Anna Tyniec, Krakus Mound in the light of Archaeological Studies of the 20 th Century. Available at:
http://podgorze.pl/kopiec-kraka-w-swietle-badan-archeologicznych-xx-wieku/ (in Polish)
Gabriela Szmielik-Mazur. Krakus Mound. – Available at:
http://podgorze.pl/kopiec-krakusa/ (in Polish)
Marek Florek, Issues concerning the existence and functions of the so-called great kurgans in Małopolska in early phases of the Early Middle Ages. Available at: http://web.archive.org/web/20131214082954/http://www.archeologia.univ.rzeszow.pl/wp-content/uploads/2013/05/Analecta_3/09_Florek.pdf
Polish Mounds - God's Sanctuaries - Krak Mound (Swaroga and Chorsa). – Available at: https://bialczynski.pl/2009/07/29/kopce-polskie-sanktuaria-bogow-kopiec-kraka-swaroga-i-chorsa/ (in Polish)
So I know the mistake since I was in Cracow and Wroclaw. Thank you for mentioning. Hope the editorial will fix it.

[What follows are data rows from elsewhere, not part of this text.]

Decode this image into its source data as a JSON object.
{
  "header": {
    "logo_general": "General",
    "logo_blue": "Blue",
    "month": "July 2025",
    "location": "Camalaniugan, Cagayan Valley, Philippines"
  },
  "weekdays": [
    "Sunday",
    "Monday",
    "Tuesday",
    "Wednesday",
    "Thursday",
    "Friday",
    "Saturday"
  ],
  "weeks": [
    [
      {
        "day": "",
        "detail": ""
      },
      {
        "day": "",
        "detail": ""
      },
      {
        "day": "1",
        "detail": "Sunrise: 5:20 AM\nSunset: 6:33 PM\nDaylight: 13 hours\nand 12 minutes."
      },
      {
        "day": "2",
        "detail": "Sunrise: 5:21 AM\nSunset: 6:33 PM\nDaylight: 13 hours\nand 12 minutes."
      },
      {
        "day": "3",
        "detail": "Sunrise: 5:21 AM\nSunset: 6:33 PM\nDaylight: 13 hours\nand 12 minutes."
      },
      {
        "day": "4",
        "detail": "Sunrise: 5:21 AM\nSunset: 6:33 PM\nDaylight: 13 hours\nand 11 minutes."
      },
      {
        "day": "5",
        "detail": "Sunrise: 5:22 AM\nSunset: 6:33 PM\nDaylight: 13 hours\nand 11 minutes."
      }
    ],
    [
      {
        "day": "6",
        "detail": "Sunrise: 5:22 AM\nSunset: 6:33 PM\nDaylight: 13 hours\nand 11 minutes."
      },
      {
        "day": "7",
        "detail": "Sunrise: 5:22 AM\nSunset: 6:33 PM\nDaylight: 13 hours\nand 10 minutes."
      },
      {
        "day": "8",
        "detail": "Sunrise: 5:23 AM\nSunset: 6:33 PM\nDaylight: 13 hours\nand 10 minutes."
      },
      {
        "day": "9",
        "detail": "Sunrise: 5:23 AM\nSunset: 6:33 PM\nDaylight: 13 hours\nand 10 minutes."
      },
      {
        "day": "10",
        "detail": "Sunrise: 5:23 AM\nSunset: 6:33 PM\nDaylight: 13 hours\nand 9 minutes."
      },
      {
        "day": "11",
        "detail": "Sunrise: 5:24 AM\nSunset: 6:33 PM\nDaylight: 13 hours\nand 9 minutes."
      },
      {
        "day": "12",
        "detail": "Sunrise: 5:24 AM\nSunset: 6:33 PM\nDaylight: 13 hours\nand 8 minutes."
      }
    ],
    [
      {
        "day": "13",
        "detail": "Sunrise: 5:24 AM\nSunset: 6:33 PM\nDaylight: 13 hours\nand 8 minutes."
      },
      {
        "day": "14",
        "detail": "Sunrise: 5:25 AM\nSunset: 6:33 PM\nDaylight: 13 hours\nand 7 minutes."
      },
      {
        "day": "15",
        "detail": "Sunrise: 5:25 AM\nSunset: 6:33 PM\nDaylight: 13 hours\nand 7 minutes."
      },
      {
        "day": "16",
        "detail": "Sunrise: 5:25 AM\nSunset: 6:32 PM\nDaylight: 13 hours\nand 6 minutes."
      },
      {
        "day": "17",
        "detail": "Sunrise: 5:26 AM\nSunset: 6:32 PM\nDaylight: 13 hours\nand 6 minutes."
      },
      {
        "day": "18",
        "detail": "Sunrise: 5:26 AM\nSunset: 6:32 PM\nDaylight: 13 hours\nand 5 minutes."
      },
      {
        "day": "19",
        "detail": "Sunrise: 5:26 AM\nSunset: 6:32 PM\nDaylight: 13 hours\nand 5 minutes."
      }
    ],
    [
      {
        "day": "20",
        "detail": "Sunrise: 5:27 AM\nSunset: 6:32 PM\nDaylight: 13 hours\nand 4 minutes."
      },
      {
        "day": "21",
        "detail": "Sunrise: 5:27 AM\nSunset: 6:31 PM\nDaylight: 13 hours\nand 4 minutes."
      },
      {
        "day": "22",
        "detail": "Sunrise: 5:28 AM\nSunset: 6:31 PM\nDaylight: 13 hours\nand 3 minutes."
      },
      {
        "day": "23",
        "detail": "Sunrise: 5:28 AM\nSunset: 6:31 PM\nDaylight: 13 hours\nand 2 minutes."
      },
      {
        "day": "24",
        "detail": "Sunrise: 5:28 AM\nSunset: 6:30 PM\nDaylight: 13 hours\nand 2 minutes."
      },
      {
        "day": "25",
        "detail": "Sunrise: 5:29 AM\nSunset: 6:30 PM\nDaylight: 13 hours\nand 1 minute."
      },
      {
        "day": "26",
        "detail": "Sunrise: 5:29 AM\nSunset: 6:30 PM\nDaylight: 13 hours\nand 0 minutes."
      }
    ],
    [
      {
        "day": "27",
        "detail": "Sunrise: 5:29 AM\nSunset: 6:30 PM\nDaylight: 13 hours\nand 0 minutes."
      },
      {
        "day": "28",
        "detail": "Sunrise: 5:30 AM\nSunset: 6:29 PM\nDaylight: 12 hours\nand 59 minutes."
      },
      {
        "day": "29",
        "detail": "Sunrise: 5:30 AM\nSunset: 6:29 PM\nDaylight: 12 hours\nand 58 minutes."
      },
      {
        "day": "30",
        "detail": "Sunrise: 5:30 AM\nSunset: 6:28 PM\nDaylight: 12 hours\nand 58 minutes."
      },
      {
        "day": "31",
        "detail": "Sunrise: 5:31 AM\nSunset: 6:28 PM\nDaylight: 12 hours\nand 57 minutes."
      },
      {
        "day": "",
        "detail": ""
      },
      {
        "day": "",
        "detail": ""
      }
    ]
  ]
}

Thank you for writing about these magnificent structures. One correction though: the "Wroclaw Castle of Wroclaw" seems to have made its way into the article by accident, since Wrocław is a completely different city in Western Poland, quite far away from Kraków where the mounds are located. If anything, you probably meant Wawel Castle (which was the seat of kings in Kraków, situated on Wawel Hill)